### [WHAT YOU SHOULD DO]
Could you reproduce all of the records exactly?

Element data from apps and pages
+--

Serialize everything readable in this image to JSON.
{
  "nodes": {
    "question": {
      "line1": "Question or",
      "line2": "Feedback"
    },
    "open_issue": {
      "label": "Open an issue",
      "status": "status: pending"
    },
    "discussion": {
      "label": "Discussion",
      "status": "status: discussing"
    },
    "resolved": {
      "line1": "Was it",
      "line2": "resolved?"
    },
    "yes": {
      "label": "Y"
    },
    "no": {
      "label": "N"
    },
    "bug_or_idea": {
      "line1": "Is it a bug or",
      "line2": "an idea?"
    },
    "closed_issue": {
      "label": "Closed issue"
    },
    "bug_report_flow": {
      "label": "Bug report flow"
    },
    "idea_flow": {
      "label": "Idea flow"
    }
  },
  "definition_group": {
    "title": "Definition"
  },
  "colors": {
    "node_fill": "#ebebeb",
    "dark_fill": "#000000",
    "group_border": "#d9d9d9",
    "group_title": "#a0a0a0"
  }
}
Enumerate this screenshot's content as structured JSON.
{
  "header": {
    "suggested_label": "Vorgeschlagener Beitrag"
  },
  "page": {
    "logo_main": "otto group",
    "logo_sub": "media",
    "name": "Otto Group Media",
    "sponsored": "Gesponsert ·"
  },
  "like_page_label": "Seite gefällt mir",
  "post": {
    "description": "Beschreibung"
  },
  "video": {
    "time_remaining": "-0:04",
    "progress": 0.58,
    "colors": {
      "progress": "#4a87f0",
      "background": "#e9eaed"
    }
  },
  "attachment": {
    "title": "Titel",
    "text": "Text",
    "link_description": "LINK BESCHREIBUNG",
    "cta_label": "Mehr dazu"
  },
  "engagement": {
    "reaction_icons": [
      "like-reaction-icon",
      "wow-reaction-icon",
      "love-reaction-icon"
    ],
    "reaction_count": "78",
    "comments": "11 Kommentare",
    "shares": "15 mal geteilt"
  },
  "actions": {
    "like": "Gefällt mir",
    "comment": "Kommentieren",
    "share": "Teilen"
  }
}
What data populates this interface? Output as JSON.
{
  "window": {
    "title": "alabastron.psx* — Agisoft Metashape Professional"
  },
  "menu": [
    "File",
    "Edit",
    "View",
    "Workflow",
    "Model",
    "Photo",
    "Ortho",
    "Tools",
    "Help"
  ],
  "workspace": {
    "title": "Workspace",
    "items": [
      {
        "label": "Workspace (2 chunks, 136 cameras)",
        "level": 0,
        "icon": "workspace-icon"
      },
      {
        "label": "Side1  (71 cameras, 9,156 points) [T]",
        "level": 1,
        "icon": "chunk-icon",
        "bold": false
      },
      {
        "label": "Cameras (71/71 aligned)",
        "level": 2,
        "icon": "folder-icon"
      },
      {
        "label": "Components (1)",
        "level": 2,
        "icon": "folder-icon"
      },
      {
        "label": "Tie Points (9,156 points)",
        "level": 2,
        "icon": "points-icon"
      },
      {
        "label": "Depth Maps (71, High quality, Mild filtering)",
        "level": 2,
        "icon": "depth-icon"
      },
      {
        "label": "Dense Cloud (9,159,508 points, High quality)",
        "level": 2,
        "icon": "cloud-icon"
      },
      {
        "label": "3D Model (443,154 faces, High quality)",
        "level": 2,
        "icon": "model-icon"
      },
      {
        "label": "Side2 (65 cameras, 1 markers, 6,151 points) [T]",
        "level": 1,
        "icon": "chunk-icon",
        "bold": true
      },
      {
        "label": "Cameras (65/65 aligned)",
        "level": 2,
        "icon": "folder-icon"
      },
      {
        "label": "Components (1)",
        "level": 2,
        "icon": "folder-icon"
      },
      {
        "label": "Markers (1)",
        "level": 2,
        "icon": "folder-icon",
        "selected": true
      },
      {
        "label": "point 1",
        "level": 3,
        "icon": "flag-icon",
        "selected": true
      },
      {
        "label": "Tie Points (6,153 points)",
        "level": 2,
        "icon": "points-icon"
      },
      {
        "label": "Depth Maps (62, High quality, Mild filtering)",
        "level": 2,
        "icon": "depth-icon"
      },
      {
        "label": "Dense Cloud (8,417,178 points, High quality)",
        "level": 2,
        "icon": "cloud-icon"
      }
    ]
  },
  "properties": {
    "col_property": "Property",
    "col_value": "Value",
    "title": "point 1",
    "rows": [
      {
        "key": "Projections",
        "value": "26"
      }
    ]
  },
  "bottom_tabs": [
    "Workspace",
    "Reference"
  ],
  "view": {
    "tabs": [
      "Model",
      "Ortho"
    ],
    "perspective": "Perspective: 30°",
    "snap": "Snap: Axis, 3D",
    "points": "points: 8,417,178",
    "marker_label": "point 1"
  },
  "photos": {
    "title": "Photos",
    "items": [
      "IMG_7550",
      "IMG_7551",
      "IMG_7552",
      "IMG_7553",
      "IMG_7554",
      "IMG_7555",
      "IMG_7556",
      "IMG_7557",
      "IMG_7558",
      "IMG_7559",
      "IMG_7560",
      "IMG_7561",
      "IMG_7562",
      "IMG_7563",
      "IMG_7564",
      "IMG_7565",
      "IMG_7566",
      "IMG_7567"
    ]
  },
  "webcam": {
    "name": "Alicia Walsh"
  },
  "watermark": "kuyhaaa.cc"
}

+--

### [RESULT OF THIS EXERCISE]
Serialize everything readable in this image to JSON.
{
  "nodes": {
    "question": {
      "line1": "Question or",
      "line2": "Feedback"
    },
    "open_issue": {
      "label": "Open an issue",
      "status": "status: pending"
    },
    "discussion": {
      "label": "Discussion",
      "status": "status: discussing"
    },
    "resolved": {
      "line1": "Was it",
      "line2": "resolved?"
    },
    "yes": {
      "label": "Y"
    },
    "no": {
      "label": "N"
    },
    "bug_or_idea": {
      "line1": "Is it a bug or",
      "line2": "an idea?"
    },
    "closed_issue": {
      "label": "Closed issue"
    },
    "bug_report_flow": {
      "label": "Bug report flow"
    },
    "idea_flow": {
      "label": "Idea flow"
    }
  },
  "definition_group": {
    "title": "Definition"
  },
  "colors": {
    "node_fill": "#ebebeb",
    "dark_fill": "#000000",
    "group_border": "#d9d9d9",
    "group_title": "#a0a0a0"
  }
}
Enumerate this screenshot's content as structured JSON.
{
  "header": {
    "suggested_label": "Vorgeschlagener Beitrag"
  },
  "page": {
    "logo_main": "otto group",
    "logo_sub": "media",
    "name": "Otto Group Media",
    "sponsored": "Gesponsert ·"
  },
  "like_page_label": "Seite gefällt mir",
  "post": {
    "description": "Beschreibung"
  },
  "video": {
    "time_remaining": "-0:04",
    "progress": 0.58,
    "colors": {
      "progress": "#4a87f0",
      "background": "#e9eaed"
    }
  },
  "attachment": {
    "title": "Titel",
    "text": "Text",
    "link_description": "LINK BESCHREIBUNG",
    "cta_label": "Mehr dazu"
  },
  "engagement": {
    "reaction_icons": [
      "like-reaction-icon",
      "wow-reaction-icon",
      "love-reaction-icon"
    ],
    "reaction_count": "78",
    "comments": "11 Kommentare",
    "shares": "15 mal geteilt"
  },
  "actions": {
    "like": "Gefällt mir",
    "comment": "Kommentieren",
    "share": "Teilen"
  }
}
What data populates this interface? Output as JSON.
{
  "window": {
    "title": "alabastron.psx* — Agisoft Metashape Professional"
  },
  "menu": [
    "File",
    "Edit",
    "View",
    "Workflow",
    "Model",
    "Photo",
    "Ortho",
    "Tools",
    "Help"
  ],
  "workspace": {
    "title": "Workspace",
    "items": [
      {
        "label": "Workspace (2 chunks, 136 cameras)",
        "level": 0,
        "icon": "workspace-icon"
      },
      {
        "label": "Side1  (71 cameras, 9,156 points) [T]",
        "level": 1,
        "icon": "chunk-icon",
        "bold": false
      },
      {
        "label": "Cameras (71/71 aligned)",
        "level": 2,
        "icon": "folder-icon"
      },
      {
        "label": "Components (1)",
        "level": 2,
        "icon": "folder-icon"
      },
      {
        "label": "Tie Points (9,156 points)",
        "level": 2,
        "icon": "points-icon"
      },
      {
        "label": "Depth Maps (71, High quality, Mild filtering)",
        "level": 2,
        "icon": "depth-icon"
      },
      {
        "label": "Dense Cloud (9,159,508 points, High quality)",
        "level": 2,
        "icon": "cloud-icon"
      },
      {
        "label": "3D Model (443,154 faces, High quality)",
        "level": 2,
        "icon": "model-icon"
      },
      {
        "label": "Side2 (65 cameras, 1 markers, 6,151 points) [T]",
        "level": 1,
        "icon": "chunk-icon",
        "bold": true
      },
      {
        "label": "Cameras (65/65 aligned)",
        "level": 2,
        "icon": "folder-icon"
      },
      {
        "label": "Components (1)",
        "level": 2,
        "icon": "folder-icon"
      },
      {
        "label": "Markers (1)",
        "level": 2,
        "icon": "folder-icon",
        "selected": true
      },
      {
        "label": "point 1",
        "level": 3,
        "icon": "flag-icon",
        "selected": true
      },
      {
        "label": "Tie Points (6,153 points)",
        "level": 2,
        "icon": "points-icon"
      },
      {
        "label": "Depth Maps (62, High quality, Mild filtering)",
        "level": 2,
        "icon": "depth-icon"
      },
      {
        "label": "Dense Cloud (8,417,178 points, High quality)",
        "level": 2,
        "icon": "cloud-icon"
      }
    ]
  },
  "properties": {
    "col_property": "Property",
    "col_value": "Value",
    "title": "point 1",
    "rows": [
      {
        "key": "Projections",
        "value": "26"
      }
    ]
  },
  "bottom_tabs": [
    "Workspace",
    "Reference"
  ],
  "view": {
    "tabs": [
      "Model",
      "Ortho"
    ],
    "perspective": "Perspective: 30°",
    "snap": "Snap: Axis, 3D",
    "points": "points: 8,417,178",
    "marker_label": "point 1"
  },
  "photos": {
    "title": "Photos",
    "items": [
      "IMG_7550",
      "IMG_7551",
      "IMG_7552",
      "IMG_7553",
      "IMG_7554",
      "IMG_7555",
      "IMG_7556",
      "IMG_7557",
      "IMG_7558",
      "IMG_7559",
      "IMG_7560",
      "IMG_7561",
      "IMG_7562",
      "IMG_7563",
      "IMG_7564",
      "IMG_7565",
      "IMG_7566",
      "IMG_7567"
    ]
  },
  "webcam": {
    "name": "Alicia Walsh"
  },
  "watermark": "kuyhaaa.cc"
}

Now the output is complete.